Across the records below, count the lines that contain "title" and write down only the count.
##### INFORMATION
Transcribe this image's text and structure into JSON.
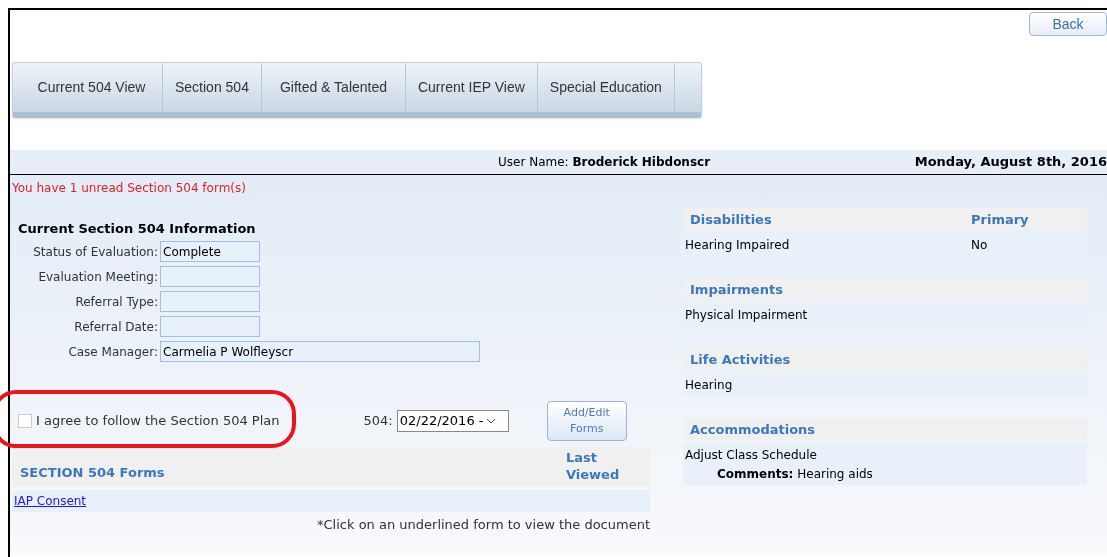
{
  "back_button": "Back",
  "tabs": [
    "Current 504 View",
    "Section 504",
    "Gifted & Talented",
    "Current IEP View",
    "Special Education"
  ],
  "user_bar": {
    "label": "User Name:",
    "user": "Broderick Hibdonscr",
    "date": "Monday, August 8th, 2016"
  },
  "notice": "You have 1 unread Section 504 form(s)",
  "info": {
    "title": "Current Section 504 Information",
    "fields": [
      {
        "label": "Status of Evaluation:",
        "value": "Complete"
      },
      {
        "label": "Evaluation Meeting:"
      },
      {
        "label": "Referral Type:"
      },
      {
        "label": "Referral Date:"
      },
      {
        "label": "Case Manager:",
        "value": "Carmelia P Wolfleyscr"
      }
    ]
  },
  "agreement": {
    "label": "I agree to follow the Section 504 Plan",
    "checked": false,
    "annotated": true
  },
  "plan_select": {
    "label": "504:",
    "value": "02/22/2016 -"
  },
  "add_edit_button": "Add/Edit Forms",
  "forms_table": {
    "columns": [
      "SECTION 504 Forms",
      "Last Viewed"
    ],
    "rows": [
      {
        "form": "IAP Consent"
      }
    ]
  },
  "footnote": "*Click on an underlined form to view the document",
  "sections": [
    {
      "title": "Disabilities",
      "column_2": "Primary",
      "rows": [
        [
          "Hearing Impaired",
          "No"
        ]
      ]
    },
    {
      "title": "Impairments",
      "rows": [
        [
          "Physical Impairment"
        ]
      ]
    },
    {
      "title": "Life Activities",
      "rows": [
        [
          "Hearing"
        ]
      ]
    },
    {
      "title": "Accommodations",
      "rows": [
        [
          "Adjust Class Schedule"
        ]
      ],
      "comment": "**Comments:** Hearing aids"
    }
  ]
}
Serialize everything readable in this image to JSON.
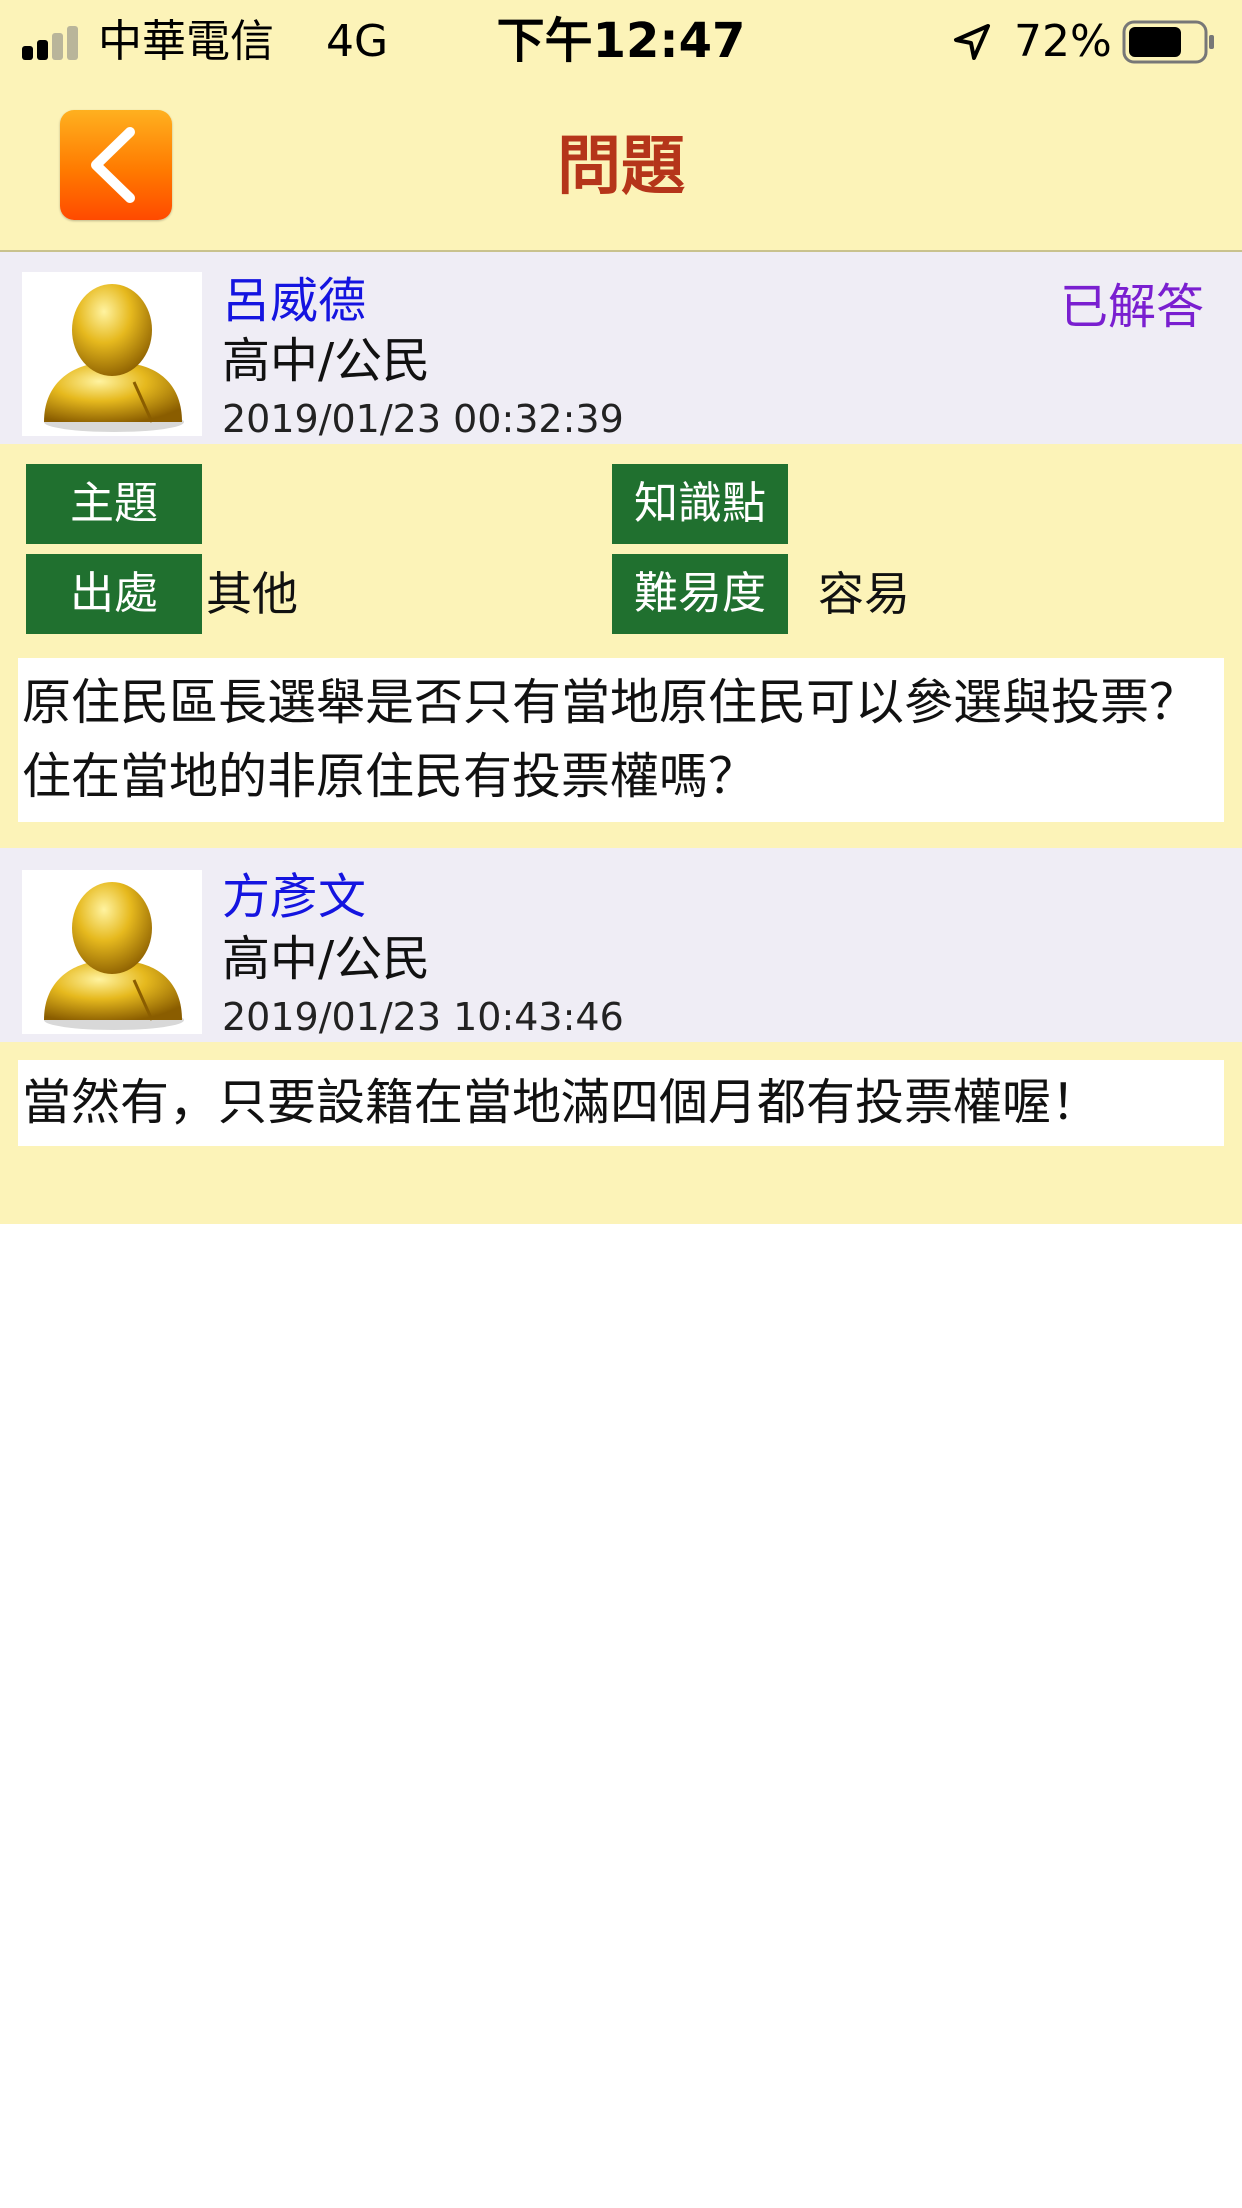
{
  "status_bar": {
    "carrier": "中華電信",
    "network": "4G",
    "time": "下午12:47",
    "battery": "72%",
    "battery_level": 0.72,
    "signal_bars": 2,
    "icons": [
      "signal-icon",
      "location-arrow-icon",
      "battery-icon"
    ]
  },
  "nav": {
    "title": "問題",
    "back_icon": "chevron-left-icon",
    "back_color": "#ff7a00"
  },
  "question": {
    "author": "呂威德",
    "subject": "高中/公民",
    "timestamp": "2019/01/23 00:32:39",
    "status": "已解答",
    "tags": {
      "topic_label": "主題",
      "topic_value": "",
      "knowledge_label": "知識點",
      "knowledge_value": "",
      "source_label": "出處",
      "source_value": "其他",
      "difficulty_label": "難易度",
      "difficulty_value": "容易"
    },
    "content": "原住民區長選舉是否只有當地原住民可以參選與投票？住在當地的非原住民有投票權嗎？"
  },
  "answer": {
    "author": "方彥文",
    "subject": "高中/公民",
    "timestamp": "2019/01/23 10:43:46",
    "content": "當然有，只要設籍在當地滿四個月都有投票權喔！"
  },
  "colors": {
    "header_bg": "#fcf3b8",
    "author_name": "#1414e0",
    "title": "#b5351a",
    "status": "#7a1fd0",
    "tag_bg": "#20702f",
    "user_header_bg": "#efedf5"
  }
}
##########
**REPLY:**
7